I’m a little excited over this year’s National Novel Writing Month. So much so that I’ve already started sketching out ideas. I’m not usually one to plan my writing–I tend to just sit down and write and let what happens happen–but I finished my novel back in 2017 and I’m determined to finish again this year. I just kind of ran out of steam early last year and barely broke 10k words; I want to hit the finish line once more, as that was an incredible feeling.

If you’ve never participated in NaNoWriMo, I highly encourage you to do so, especially if you’ve always wanted to write a novel and just have never found the time. It feels remarkably good to create something, and when you hit 50k words and know that your novel–yes, YOUR novel–is complete, you’ll feel on top of the world. If you’re unfamiliar with NaNoWriMo, it’s just what it sounds like; each November, writers amateur and professional alike pledge to write a novel of at least 50 thousand words. That sounds like a daunting task, and it is, but if you just let yourself go and write the novel inside of you those words will just fly onto the page.

That’s what I did in 2017. I wrote a novel that I had been avoiding writing for years, wanting to write something different or simply being afraid to encounter such dark and personal material as that novel would demand. However, I gave in and wrote some of the best writing I’ve ever produced. I have high hopes for this novel’s success in the future.

November will be here before you know it, so don’t put off making an outline or doing some character development beforehand–just don’t actually start writing until November 1st! Or do start writing, and just be prepared to set it aside and work on something different. You can never have too many projects.

Hunting Season

For a few years, my little brother and I went hunting at least a couple of times each season. We hunted squirrel, with only once or twice going out with any intention of getting deer. We enjoyed it, even if our hunts were not fruitful. Then, one year my wife and I got a bearded dragon from Pet Smart. We did not know that the little guy was sick when we purchased him, thanks in large part to the negligence of said business, and he died after just a week. It was a horrible experience; he had a bone disorder that caused him great pain, and we watched him die over several agonizing hours. After that experience, I was convinced I couldn’t watch an animal die, at least for some time, so I took a break from hunting. After all, watching an animal die is a possibility when hunting.

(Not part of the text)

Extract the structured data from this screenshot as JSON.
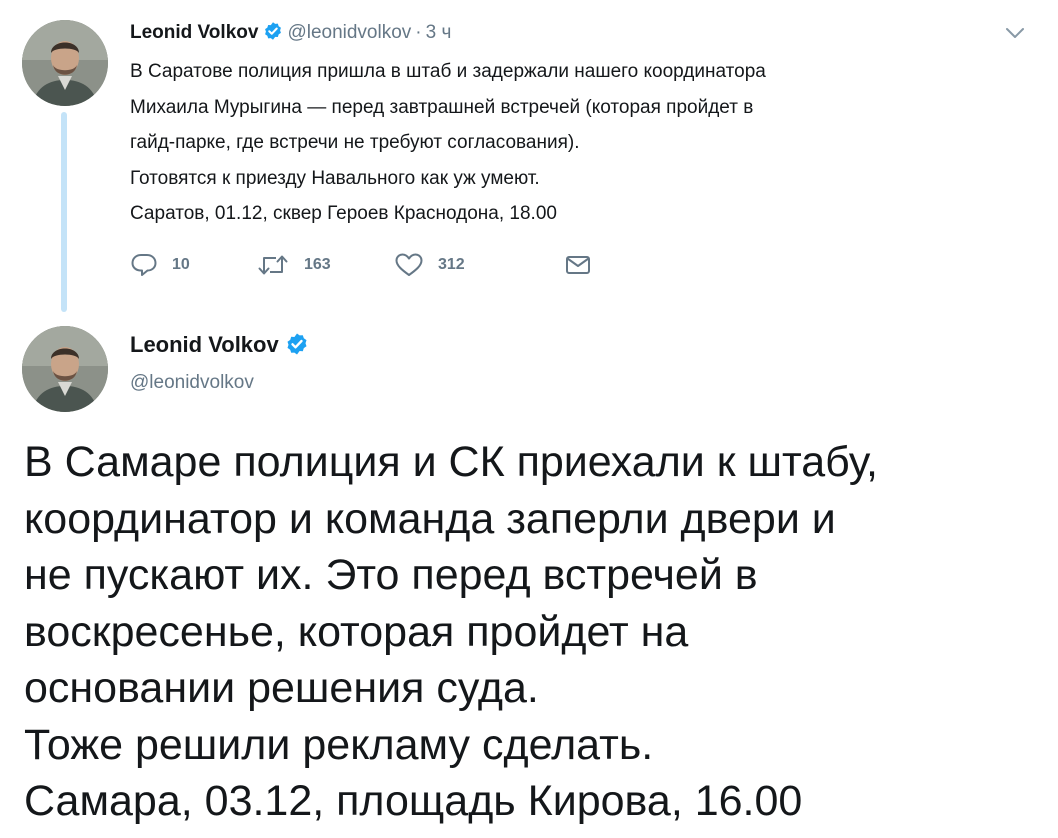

But I’ve healed from that ordeal and I’m ready to get back to it. I’ve missed going out into the crisp autumn air at the break of day, the comforting weight of my boots on my feet, the slow crunch of dead leaves underneath as we crept through the woods, hoping not to startle potential game. It was my one chance at true adventure, given that my job has me firmly planted at a desk indoors–which is fine, but it’s nice to have a change of pace.

My decision to revisit this hobby came as I started writing a new book. It’s about a hunter who has to confront his own painful past as he tracks down a dangerous bear that seems to be as unnatural as a ghost. Writing this has got me thinking fondly of my memories with my little brother and, on a couple of occasions, my mother, who accompanied us as an observer.

So come this autumn, I will probably find myself out in the woods once more, shotgun in hand, hoping to bring home a harvest to share with my family.